Irving Ariel is one of the eminent men in the world of medicine and research who has brought honor to himself and his industry, while keeping his patients' interests always in the forefront of his activities.
This humble scholar and gentle physician began his career in medicine at the University of Iowa in 1936, when he was awarded the M.D. His greatest contribution has been in the study and treatment of malignant diseases.
In 1949, Dr. Ariel wrote one of the first articles published on clinical cancer chemotherapy. His many interests and his concern for finding the best treatment for his patients led him to expand his scientific education even while practicing the art of medicine.

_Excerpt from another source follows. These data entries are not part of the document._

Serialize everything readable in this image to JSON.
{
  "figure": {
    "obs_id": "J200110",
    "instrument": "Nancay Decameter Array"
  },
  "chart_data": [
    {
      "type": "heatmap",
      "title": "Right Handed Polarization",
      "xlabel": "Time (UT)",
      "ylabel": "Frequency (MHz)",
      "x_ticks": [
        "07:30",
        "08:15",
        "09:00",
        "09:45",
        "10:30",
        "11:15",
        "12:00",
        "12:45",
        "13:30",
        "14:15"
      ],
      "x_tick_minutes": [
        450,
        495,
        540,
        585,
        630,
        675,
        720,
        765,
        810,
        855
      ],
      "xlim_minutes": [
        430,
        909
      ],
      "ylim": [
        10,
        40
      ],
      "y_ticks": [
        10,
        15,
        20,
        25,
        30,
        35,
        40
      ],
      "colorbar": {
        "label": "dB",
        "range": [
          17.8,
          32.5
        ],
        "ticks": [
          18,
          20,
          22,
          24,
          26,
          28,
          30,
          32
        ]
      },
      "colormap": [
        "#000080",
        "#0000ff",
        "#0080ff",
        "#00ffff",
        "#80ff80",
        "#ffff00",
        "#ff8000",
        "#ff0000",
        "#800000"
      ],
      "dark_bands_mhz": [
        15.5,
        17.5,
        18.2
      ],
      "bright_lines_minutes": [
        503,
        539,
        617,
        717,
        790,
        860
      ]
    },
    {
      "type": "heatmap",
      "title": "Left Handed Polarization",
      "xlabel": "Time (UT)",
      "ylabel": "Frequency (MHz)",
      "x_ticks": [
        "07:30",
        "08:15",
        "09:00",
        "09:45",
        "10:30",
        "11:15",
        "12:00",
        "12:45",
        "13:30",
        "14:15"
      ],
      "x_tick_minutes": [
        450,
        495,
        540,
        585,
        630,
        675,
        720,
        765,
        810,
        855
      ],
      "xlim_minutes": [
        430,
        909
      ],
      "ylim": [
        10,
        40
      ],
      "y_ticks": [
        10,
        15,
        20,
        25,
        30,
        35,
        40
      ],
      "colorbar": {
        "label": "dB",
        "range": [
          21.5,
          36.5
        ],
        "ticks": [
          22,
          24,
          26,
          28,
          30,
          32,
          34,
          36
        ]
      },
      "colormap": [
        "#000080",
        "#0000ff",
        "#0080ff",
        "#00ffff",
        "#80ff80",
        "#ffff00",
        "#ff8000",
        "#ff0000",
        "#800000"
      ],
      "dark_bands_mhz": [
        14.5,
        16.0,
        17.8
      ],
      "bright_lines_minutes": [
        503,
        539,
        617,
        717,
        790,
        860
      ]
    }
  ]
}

In 1940, he earned his M.S. in Radiology from the University of Rochester, New York; in 1950, he was awarded an M.S. in Surgery from the University of Minnesota. Dr. Ariel's willingness to work as a trainee in radiology and surgery at a time when most surgeons would be well into the practice of their specialties is a tribute to his compassion for his patients. A major leader in the field of cancer research, Dr. Ariel moves with ease among the disciplines of surgery, oncology, and nuclear medicine. He developed surgical procedures for the treatment of cancer and pioneered in the use of radioactive isotopes for cancer treatment.
Dr. Ariel is a doctor who has made a difference—not only for the many who have benefited from his treatment, but also for his colleagues in the practice of medicine. He has written 224 articles that have been published in prestigious journals internationally. Twenty-eight medical books bear his name. Physicians today are students of his extensive bibliography, which includes a multivolume text (coauthored with George T. Pack) on the various forms of cancer and their treatment.
Dr. Ariel is professor of clinical surgery in New York Medical College, Westchester, and the State University of New York, Stony Brook, Long Island. A life member of the Alumni Association, he holds membership in many prestigious medical organizations and was founding member of such groups as the International Association for the Study of Lung Cancer, the American Board of Science in Nuclear medicine, and the Flying Physicians Association.